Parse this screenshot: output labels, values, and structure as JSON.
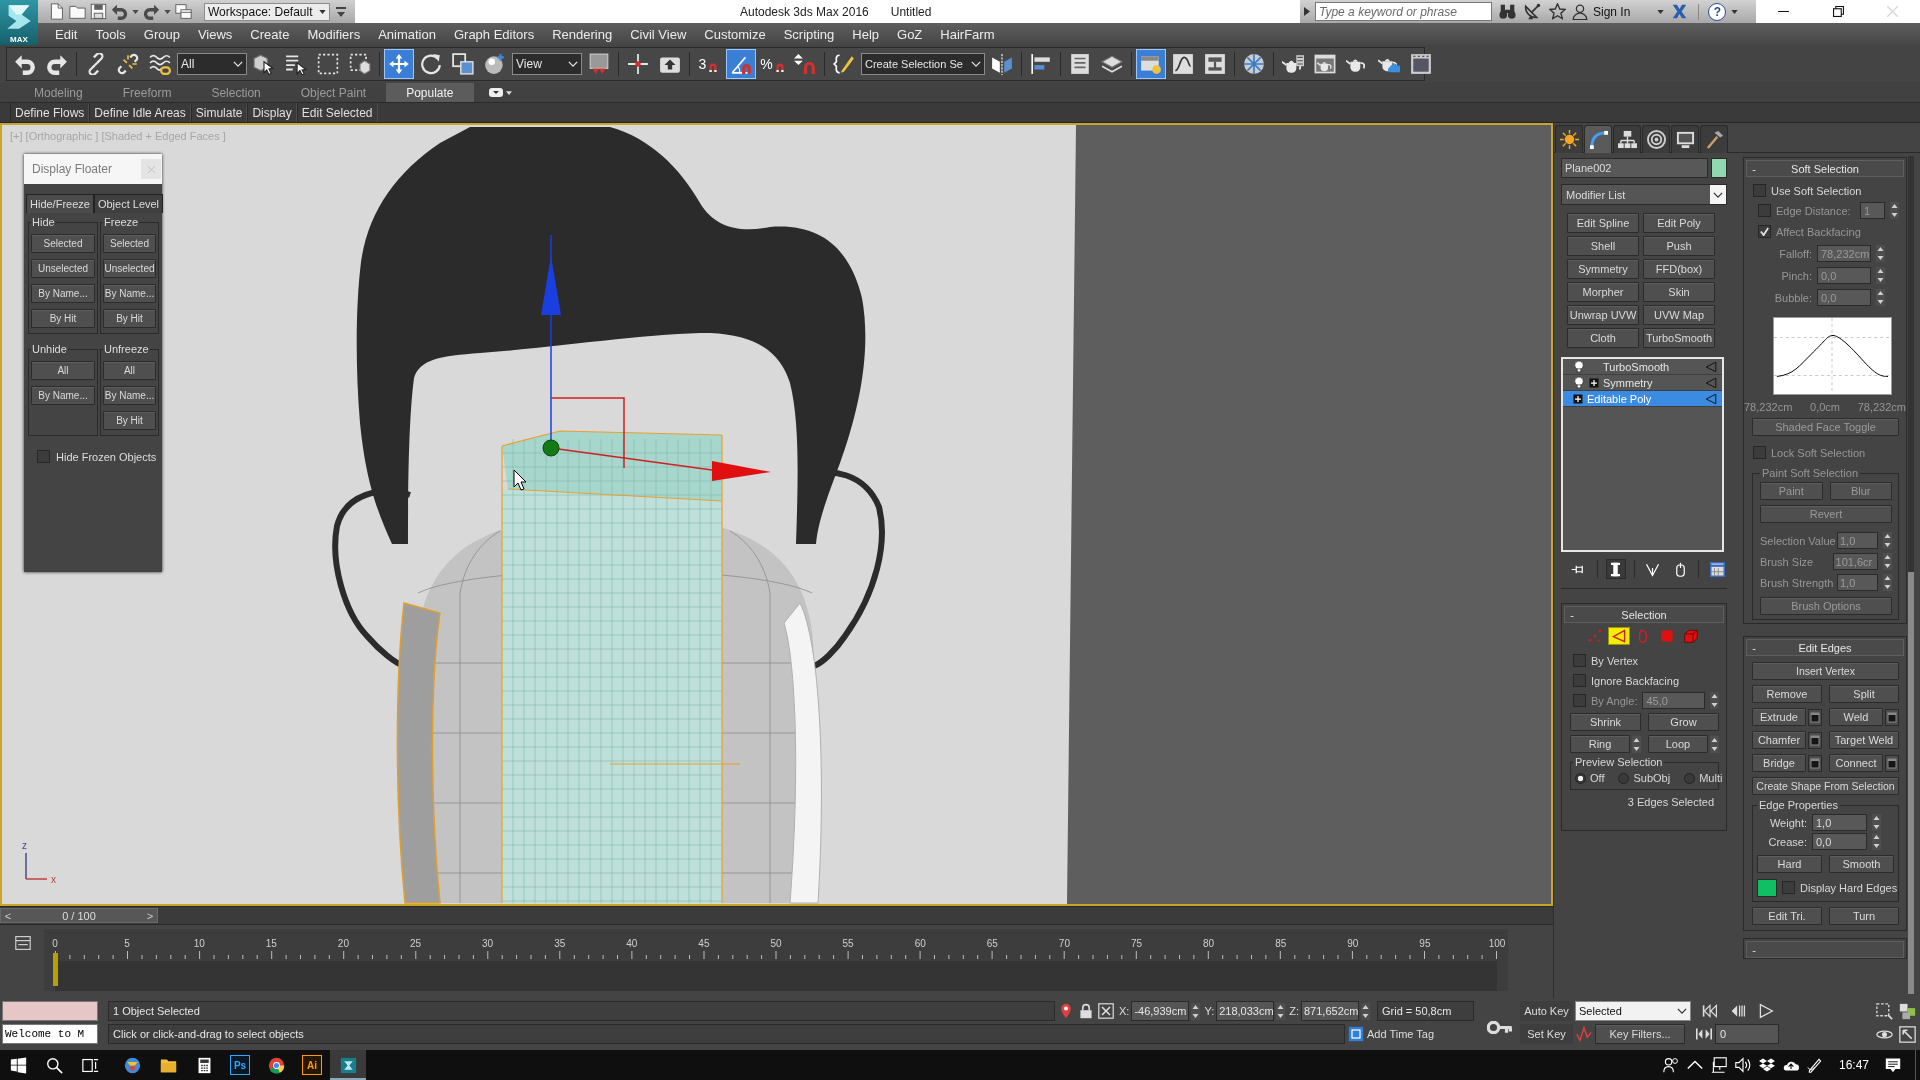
{
  "title_bar": {
    "app_button": "MAX",
    "quick_access": [
      {
        "kind": "new"
      },
      {
        "kind": "open"
      },
      {
        "kind": "save"
      },
      {
        "kind": "undo"
      },
      {
        "kind": "redo"
      },
      {
        "kind": "project"
      }
    ],
    "workspace": "Workspace: Default",
    "title": "Autodesk 3ds Max 2016",
    "document": "Untitled",
    "search": {
      "placeholder": "Type a keyword or phrase"
    },
    "tools": [
      {
        "kind": "binoculars"
      },
      {
        "kind": "satellite"
      },
      {
        "kind": "star"
      }
    ],
    "sign_in": "Sign In",
    "help": "?"
  },
  "menu": [
    "Edit",
    "Tools",
    "Group",
    "Views",
    "Create",
    "Modifiers",
    "Animation",
    "Graph Editors",
    "Rendering",
    "Civil View",
    "Customize",
    "Scripting",
    "Help",
    "GoZ",
    "HairFarm"
  ],
  "toolbar": [
    {
      "kind": "undo",
      "selected": false
    },
    {
      "kind": "redo",
      "selected": false
    },
    {
      "kind": "separator"
    },
    {
      "kind": "link",
      "selected": false
    },
    {
      "kind": "unlink",
      "selected": false
    },
    {
      "kind": "bind",
      "selected": false
    },
    {
      "kind": "dropdown",
      "value": "All"
    },
    {
      "kind": "select",
      "selected": false
    },
    {
      "kind": "byname",
      "selected": false
    },
    {
      "kind": "rect",
      "selected": false
    },
    {
      "kind": "window",
      "selected": false
    },
    {
      "kind": "separator"
    },
    {
      "kind": "move",
      "selected": true
    },
    {
      "kind": "rotate",
      "selected": false
    },
    {
      "kind": "scale",
      "selected": false
    },
    {
      "kind": "place",
      "selected": false
    },
    {
      "kind": "dropdown",
      "value": "View"
    },
    {
      "kind": "pivot",
      "selected": false
    },
    {
      "kind": "separator"
    },
    {
      "kind": "manipulate",
      "selected": false
    },
    {
      "kind": "keyboard",
      "selected": false
    },
    {
      "kind": "separator"
    },
    {
      "kind": "snap",
      "label": "3",
      "selected": false
    },
    {
      "kind": "anglesnap",
      "selected": true
    },
    {
      "kind": "snap",
      "label": "%",
      "selected": false
    },
    {
      "kind": "spinnersnap",
      "selected": false
    },
    {
      "kind": "separator"
    },
    {
      "kind": "namedsel",
      "selected": false
    },
    {
      "kind": "dropdown",
      "value": "Create Selection Se"
    },
    {
      "kind": "mirror",
      "selected": false
    },
    {
      "kind": "separator"
    },
    {
      "kind": "align",
      "selected": false
    },
    {
      "kind": "separator"
    },
    {
      "kind": "sceneexp",
      "selected": false
    },
    {
      "kind": "layers",
      "selected": false
    },
    {
      "kind": "separator"
    },
    {
      "kind": "ribbon",
      "selected": true
    },
    {
      "kind": "curve",
      "selected": false
    },
    {
      "kind": "schematic",
      "selected": false
    },
    {
      "kind": "separator"
    },
    {
      "kind": "material",
      "selected": false
    },
    {
      "kind": "separator"
    },
    {
      "kind": "rendersetup",
      "selected": false
    },
    {
      "kind": "renderframe",
      "selected": false
    },
    {
      "kind": "render",
      "selected": false
    },
    {
      "kind": "rendercloud",
      "selected": false
    },
    {
      "kind": "renderwin",
      "selected": false
    }
  ],
  "ribbon": {
    "tabs": [
      {
        "label": "Modeling",
        "selected": false
      },
      {
        "label": "Freeform",
        "selected": false
      },
      {
        "label": "Selection",
        "selected": false
      },
      {
        "label": "Object Paint",
        "selected": false
      },
      {
        "label": "Populate",
        "selected": true
      }
    ],
    "panel": [
      "Define Flows",
      "Define Idle Areas",
      "Simulate",
      "Display",
      "Edit Selected"
    ]
  },
  "viewport": {
    "label": "[+] [Orthographic ] [Shaded + Edged Faces ]",
    "active": true,
    "axis_labels": [
      "z",
      "x"
    ]
  },
  "display_floater": {
    "title": "Display Floater",
    "tabs": [
      {
        "label": "Hide/Freeze",
        "selected": true
      },
      {
        "label": "Object Level",
        "selected": false
      }
    ],
    "groups": [
      {
        "title": "Hide",
        "buttons": [
          "Selected",
          "Unselected",
          "By Name...",
          "By Hit"
        ]
      },
      {
        "title": "Freeze",
        "buttons": [
          "Selected",
          "Unselected",
          "By Name...",
          "By Hit"
        ]
      },
      {
        "title": "Unhide",
        "buttons": [
          "All",
          "By Name..."
        ]
      },
      {
        "title": "Unfreeze",
        "buttons": [
          "All",
          "By Name...",
          "By Hit"
        ]
      }
    ],
    "option": {
      "label": "Hide Frozen Objects",
      "checked": false
    }
  },
  "time_slider": {
    "previous": "<",
    "position": "0 / 100",
    "next": ">",
    "level": 0
  },
  "track_bar": {
    "labels": [
      "0",
      "5",
      "10",
      "15",
      "20",
      "25",
      "30",
      "35",
      "40",
      "45",
      "50",
      "55",
      "60",
      "65",
      "70",
      "75",
      "80",
      "85",
      "90",
      "95",
      "100"
    ]
  },
  "command_panel": {
    "tabs": [
      {
        "kind": "create",
        "selected": false
      },
      {
        "kind": "modify",
        "selected": true
      },
      {
        "kind": "hierarchy",
        "selected": false
      },
      {
        "kind": "motion",
        "selected": false
      },
      {
        "kind": "display",
        "selected": false
      },
      {
        "kind": "utilities",
        "selected": false
      }
    ],
    "object_name": "Plane002",
    "modifier_list": "Modifier List",
    "modifier_buttons": [
      "Edit Spline",
      "Edit Poly",
      "Shell",
      "Push",
      "Symmetry",
      "FFD(box)",
      "Morpher",
      "Skin",
      "Unwrap UVW",
      "UVW Map",
      "Cloth",
      "TurboSmooth"
    ],
    "modifier_stack": [
      {
        "label": "TurboSmooth",
        "kind": "modifier",
        "on": true,
        "expandable": false,
        "selected": false
      },
      {
        "label": "Symmetry",
        "kind": "modifier",
        "on": true,
        "expandable": true,
        "selected": false
      },
      {
        "label": "Editable Poly",
        "kind": "object",
        "expandable": true,
        "selected": true
      }
    ],
    "stack_tools": [
      {
        "kind": "pin",
        "selected": false
      },
      {
        "kind": "endresult",
        "selected": true
      },
      {
        "kind": "unique",
        "selected": false
      },
      {
        "kind": "remove",
        "selected": false
      },
      {
        "kind": "configure",
        "selected": false
      }
    ],
    "selection": {
      "toggle": "-",
      "title": "Selection",
      "levels": [
        {
          "kind": "vertex",
          "selected": false
        },
        {
          "kind": "edge",
          "selected": true
        },
        {
          "kind": "border",
          "selected": false
        },
        {
          "kind": "polygon",
          "selected": false
        },
        {
          "kind": "element",
          "selected": false
        }
      ],
      "options": [
        {
          "label": "By Vertex",
          "checked": false
        },
        {
          "label": "Ignore Backfacing",
          "checked": false
        }
      ],
      "by_angle": {
        "label": "By Angle:",
        "checked": false,
        "value": "45,0",
        "disabled": true
      },
      "grow_buttons": [
        "Shrink",
        "Grow"
      ],
      "loop_buttons": [
        "Ring",
        "Loop"
      ],
      "preview": {
        "title": "Preview Selection",
        "options": [
          {
            "label": "Off",
            "selected": true
          },
          {
            "label": "SubObj",
            "selected": false
          },
          {
            "label": "Multi",
            "selected": false
          }
        ]
      },
      "status": "3 Edges Selected"
    },
    "soft_selection": {
      "toggle": "-",
      "title": "Soft Selection",
      "disabled": true,
      "use": {
        "label": "Use Soft Selection",
        "checked": false
      },
      "edge_distance": {
        "label": "Edge Distance:",
        "checked": false,
        "value": "1"
      },
      "affect_backfacing": {
        "label": "Affect Backfacing",
        "checked": true
      },
      "fields": [
        {
          "label": "Falloff:",
          "value": "78,232cm"
        },
        {
          "label": "Pinch:",
          "value": "0,0"
        },
        {
          "label": "Bubble:",
          "value": "0,0"
        }
      ],
      "curve_labels": [
        "78,232cm",
        "0,0cm",
        "78,232cm"
      ],
      "face_toggle": "Shaded Face Toggle",
      "lock": {
        "label": "Lock Soft Selection",
        "checked": false
      },
      "paint": {
        "title": "Paint Soft Selection",
        "buttons": [
          "Paint",
          "Blur"
        ],
        "revert": "Revert",
        "fields": [
          {
            "label": "Selection Value",
            "value": "1,0"
          },
          {
            "label": "Brush Size",
            "value": "101,6cr"
          },
          {
            "label": "Brush Strength",
            "value": "1,0"
          }
        ],
        "options": "Brush Options"
      }
    },
    "edit_edges": {
      "toggle": "-",
      "title": "Edit Edges",
      "rows": [
        [
          {
            "label": "Insert Vertex",
            "settings": false
          }
        ],
        [
          {
            "label": "Remove",
            "settings": false
          },
          {
            "label": "Split",
            "settings": false
          }
        ],
        [
          {
            "label": "Extrude",
            "settings": true
          },
          {
            "label": "Weld",
            "settings": true
          }
        ],
        [
          {
            "label": "Chamfer",
            "settings": true
          },
          {
            "label": "Target Weld",
            "settings": false
          }
        ],
        [
          {
            "label": "Bridge",
            "settings": true
          },
          {
            "label": "Connect",
            "settings": true
          }
        ],
        [
          {
            "label": "Create Shape From Selection",
            "settings": false
          }
        ]
      ],
      "properties": {
        "title": "Edge Properties",
        "fields": [
          {
            "label": "Weight:",
            "value": "1,0"
          },
          {
            "label": "Crease:",
            "value": "0,0"
          }
        ],
        "buttons": [
          "Hard",
          "Smooth"
        ],
        "display_hard_edges": {
          "label": "Display Hard Edges",
          "checked": false
        }
      },
      "bottom_buttons": [
        "Edit Tri.",
        "Turn"
      ]
    },
    "next_rollout": {
      "toggle": "-"
    }
  },
  "status_bar": {
    "listener_output": "Welcome to M",
    "selection": "1 Object Selected",
    "prompt": "Click or click-and-drag to select objects",
    "coords": [
      {
        "label": "X:",
        "value": "-46,939cm"
      },
      {
        "label": "Y:",
        "value": "218,033cm"
      },
      {
        "label": "Z:",
        "value": "871,652cm"
      }
    ],
    "grid": "Grid = 50,8cm",
    "time_tag": "Add Time Tag",
    "auto_key": "Auto Key",
    "key_set": "Selected",
    "set_key": "Set Key",
    "key_filters": "Key Filters...",
    "frame": "0"
  },
  "taskbar": {
    "apps": [
      {
        "kind": "app",
        "active": false
      },
      {
        "kind": "folder",
        "active": false
      },
      {
        "kind": "calculator",
        "active": false
      },
      {
        "kind": "tile",
        "label": "Ps",
        "color": "#31a8ff",
        "active": false
      },
      {
        "kind": "browser",
        "active": false
      },
      {
        "kind": "tile",
        "label": "Ai",
        "color": "#ff9a00",
        "active": false
      },
      {
        "kind": "maxapp",
        "active": true
      }
    ],
    "clock": "16:47"
  }
}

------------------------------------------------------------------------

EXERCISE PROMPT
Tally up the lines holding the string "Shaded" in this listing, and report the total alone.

WRITTEN SOLUTION
2